As reflected by The Net and Hackers and, to a lesser degree, The Lawnmower Man and Ghost in the Machine, the populous explosion of the GUI browser Internet in the mid-1990s disturbed the innate conservatism of the suburban home. The threat of strangers hacking into private bedrooms and offices via the integrated device of the home computer mirrored much of the already present viral rhetoric surrounding illness and, specifically, AIDS. Drawing heavily on Susan Sontag’s Illness as Metaphor and Michel Foucault’s explanation of heterotopias, the chapter contextualizes the era’s specific concerns around Internet pornography and virtual deviancy as a way of explaining how the contemporary Internet user has “cured” him/herself.
As Internet interfaces have evolved from text-based command lines to GUI, HTML markup-dependant web browsers to the CMS-run browser webspaces a contemporary Internet user utilizes, the individual human body has stopped being the structuring element of these virtual spaces; instead, the vocabulary and understanding of virtual space has morphed into a dense and urban one much closer to expansive and organic cities than global villages.
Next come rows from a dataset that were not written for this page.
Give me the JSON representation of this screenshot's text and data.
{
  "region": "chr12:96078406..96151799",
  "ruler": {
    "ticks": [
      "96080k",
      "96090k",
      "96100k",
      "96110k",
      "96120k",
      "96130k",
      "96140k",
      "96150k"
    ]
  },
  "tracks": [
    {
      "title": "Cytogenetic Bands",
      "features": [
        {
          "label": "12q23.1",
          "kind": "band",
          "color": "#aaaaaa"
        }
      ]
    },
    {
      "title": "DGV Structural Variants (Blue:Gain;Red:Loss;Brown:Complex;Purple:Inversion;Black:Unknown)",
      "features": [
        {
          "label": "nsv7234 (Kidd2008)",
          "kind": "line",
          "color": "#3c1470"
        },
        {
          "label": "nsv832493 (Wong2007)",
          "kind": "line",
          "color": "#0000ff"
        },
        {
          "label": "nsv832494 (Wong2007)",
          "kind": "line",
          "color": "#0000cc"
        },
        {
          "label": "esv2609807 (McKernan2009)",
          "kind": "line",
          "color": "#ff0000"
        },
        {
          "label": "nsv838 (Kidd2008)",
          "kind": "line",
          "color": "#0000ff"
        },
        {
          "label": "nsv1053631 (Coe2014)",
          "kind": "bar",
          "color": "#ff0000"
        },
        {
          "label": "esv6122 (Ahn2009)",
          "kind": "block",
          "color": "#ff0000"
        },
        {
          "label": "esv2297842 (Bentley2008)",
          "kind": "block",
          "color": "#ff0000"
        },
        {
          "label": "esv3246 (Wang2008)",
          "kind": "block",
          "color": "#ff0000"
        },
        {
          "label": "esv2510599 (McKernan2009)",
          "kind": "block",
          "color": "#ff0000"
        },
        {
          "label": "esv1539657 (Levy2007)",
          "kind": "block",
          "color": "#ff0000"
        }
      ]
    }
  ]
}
The chapter combines Donald Norman’s theories on interface design with Gilles Deleuze and Félix Guattari’s work in A Thousand Plateaus in order to chronologically restructure the changes in organism–BwO relationships as reflected first in TRON and War Games through The Matrix and The Thirteenth Floor up until the recent TRON: Legacy.
The audience of Avatar is confronted with a posthuman cinema that highlights the end of human exceptionalism in both its plot and the digital tools/techniques (the Cameron-invented SimulCam, specifically) used to create the movie. Using Gilles Deleuze’s Difference and Repetition along with Lisa Purse’s and William Brown’s work in digital film theory, this chapter explains how the Uncanny Valley as well as Jean Baudrillard’s critiques in Simulation and Simulacra belong to an Internet usage long in the past. With analysis of Surrogates as further evidence, the instantly digitized bodies expressed within Avatar are an optimistic reflection of the increased technologizing of a modern movie audience that then generates the visual and semantic language(s) that a machinic audience demands.
Beginning with Manuel De Landa’s War in the Age of Intelligent Machines, this chapter considers the Internet’s history as a military technology and how the “citizen user” was at the front lines of hacking and shaping contemporary home computing and the Internet. War Games (1983) constructs its hacker protagonist, David Lightman, as saviour from the coming machine/Internet controlled apocalypse; likewise, in reaction to the Y2K scare, Neo in The Matrix trilogy (1999, 2003, 2003) is a hacker created to fight against a machine-led human catastrophe. However, after the Y2K non-catastrophe, users/audience members began to trust the Internet more, working/hacking co-operatively, living in tandem in movies like The Core (2003) and Swordfish (2001). Yet, the pervasiveness of the Internet in private and public infrastructures has made it, once again, a valuable military technology. As encouraged by Tony Stark’s Iron Man, the figure of the hacker presented in the three Iron Man (2008, 2010, 2013) films is an outdated model that encourages nationalism and simplified/physical post-human evolutions in a globalized and virtual world that has moved beyond the borders of both countries and flesh.